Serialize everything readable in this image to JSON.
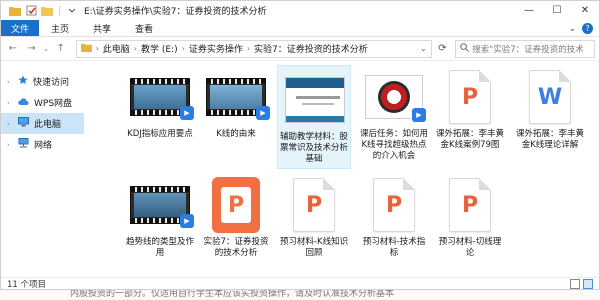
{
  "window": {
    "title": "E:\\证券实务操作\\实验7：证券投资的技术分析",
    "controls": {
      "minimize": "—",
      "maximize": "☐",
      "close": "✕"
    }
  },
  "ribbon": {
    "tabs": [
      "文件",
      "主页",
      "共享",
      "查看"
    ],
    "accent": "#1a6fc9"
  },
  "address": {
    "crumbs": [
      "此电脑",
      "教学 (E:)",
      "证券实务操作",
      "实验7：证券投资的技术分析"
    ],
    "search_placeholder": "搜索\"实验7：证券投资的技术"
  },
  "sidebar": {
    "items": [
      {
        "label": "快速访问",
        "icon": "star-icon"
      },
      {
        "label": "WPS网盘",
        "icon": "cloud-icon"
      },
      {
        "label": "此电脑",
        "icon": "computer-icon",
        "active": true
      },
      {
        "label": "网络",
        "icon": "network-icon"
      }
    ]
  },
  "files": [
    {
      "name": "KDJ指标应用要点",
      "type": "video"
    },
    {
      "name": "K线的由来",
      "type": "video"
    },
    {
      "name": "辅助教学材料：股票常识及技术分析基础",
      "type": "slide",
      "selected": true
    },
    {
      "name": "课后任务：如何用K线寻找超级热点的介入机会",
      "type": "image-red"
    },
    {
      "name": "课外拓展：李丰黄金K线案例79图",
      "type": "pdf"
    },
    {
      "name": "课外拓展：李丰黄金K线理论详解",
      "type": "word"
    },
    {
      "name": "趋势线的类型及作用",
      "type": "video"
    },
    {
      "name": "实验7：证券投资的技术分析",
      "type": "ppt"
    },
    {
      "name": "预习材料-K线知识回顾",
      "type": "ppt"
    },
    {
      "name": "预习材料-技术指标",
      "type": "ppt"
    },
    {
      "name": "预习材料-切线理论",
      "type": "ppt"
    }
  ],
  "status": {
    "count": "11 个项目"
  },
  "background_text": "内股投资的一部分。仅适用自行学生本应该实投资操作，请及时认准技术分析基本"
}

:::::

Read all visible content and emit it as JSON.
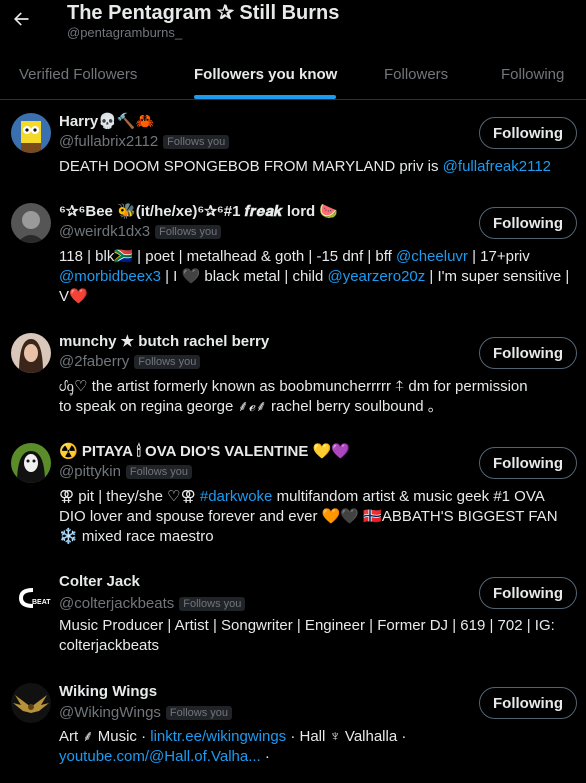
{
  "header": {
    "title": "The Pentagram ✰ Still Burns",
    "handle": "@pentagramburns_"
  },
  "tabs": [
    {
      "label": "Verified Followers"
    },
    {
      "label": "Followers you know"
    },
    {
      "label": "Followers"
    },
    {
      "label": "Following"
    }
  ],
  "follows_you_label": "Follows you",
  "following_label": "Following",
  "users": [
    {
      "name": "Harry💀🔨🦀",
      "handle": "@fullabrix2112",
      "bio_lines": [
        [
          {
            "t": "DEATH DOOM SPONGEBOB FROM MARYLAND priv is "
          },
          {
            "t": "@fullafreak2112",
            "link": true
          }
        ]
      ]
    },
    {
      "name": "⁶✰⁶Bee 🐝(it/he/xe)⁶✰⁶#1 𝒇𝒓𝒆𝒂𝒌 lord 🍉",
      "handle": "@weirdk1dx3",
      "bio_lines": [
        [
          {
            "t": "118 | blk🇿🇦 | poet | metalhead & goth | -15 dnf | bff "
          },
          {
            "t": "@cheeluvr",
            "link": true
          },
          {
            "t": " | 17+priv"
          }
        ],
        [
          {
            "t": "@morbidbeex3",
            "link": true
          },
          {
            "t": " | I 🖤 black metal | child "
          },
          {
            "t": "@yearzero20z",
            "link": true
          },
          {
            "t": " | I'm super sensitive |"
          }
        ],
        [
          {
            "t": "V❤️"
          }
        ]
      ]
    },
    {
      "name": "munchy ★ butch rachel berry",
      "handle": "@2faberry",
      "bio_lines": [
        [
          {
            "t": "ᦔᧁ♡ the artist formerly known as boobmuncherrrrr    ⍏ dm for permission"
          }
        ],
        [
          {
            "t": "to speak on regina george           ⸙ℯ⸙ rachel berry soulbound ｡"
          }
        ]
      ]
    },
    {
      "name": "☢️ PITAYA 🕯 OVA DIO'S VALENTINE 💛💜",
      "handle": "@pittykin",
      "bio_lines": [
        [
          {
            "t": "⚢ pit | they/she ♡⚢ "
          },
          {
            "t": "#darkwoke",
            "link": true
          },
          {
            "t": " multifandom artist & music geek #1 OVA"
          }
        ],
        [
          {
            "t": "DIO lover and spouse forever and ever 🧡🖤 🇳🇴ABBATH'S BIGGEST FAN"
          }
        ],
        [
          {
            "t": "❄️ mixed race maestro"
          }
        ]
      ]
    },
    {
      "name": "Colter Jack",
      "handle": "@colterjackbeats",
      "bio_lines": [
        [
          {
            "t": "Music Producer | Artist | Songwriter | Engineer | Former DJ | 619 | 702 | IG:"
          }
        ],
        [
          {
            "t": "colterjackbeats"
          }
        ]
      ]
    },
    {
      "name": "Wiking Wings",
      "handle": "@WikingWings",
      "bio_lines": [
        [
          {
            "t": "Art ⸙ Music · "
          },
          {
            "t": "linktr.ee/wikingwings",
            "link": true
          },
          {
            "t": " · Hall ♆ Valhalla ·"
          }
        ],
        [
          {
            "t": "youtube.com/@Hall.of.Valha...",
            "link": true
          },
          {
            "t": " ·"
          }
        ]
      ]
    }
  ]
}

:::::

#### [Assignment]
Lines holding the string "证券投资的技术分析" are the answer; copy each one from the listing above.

#### [Task response]
    "title": "E:\\证券实务操作\\实验7：证券投资的技术分析",
      "实验7：证券投资的技术分析"
      "name": "实验7：证券投资的技术分析",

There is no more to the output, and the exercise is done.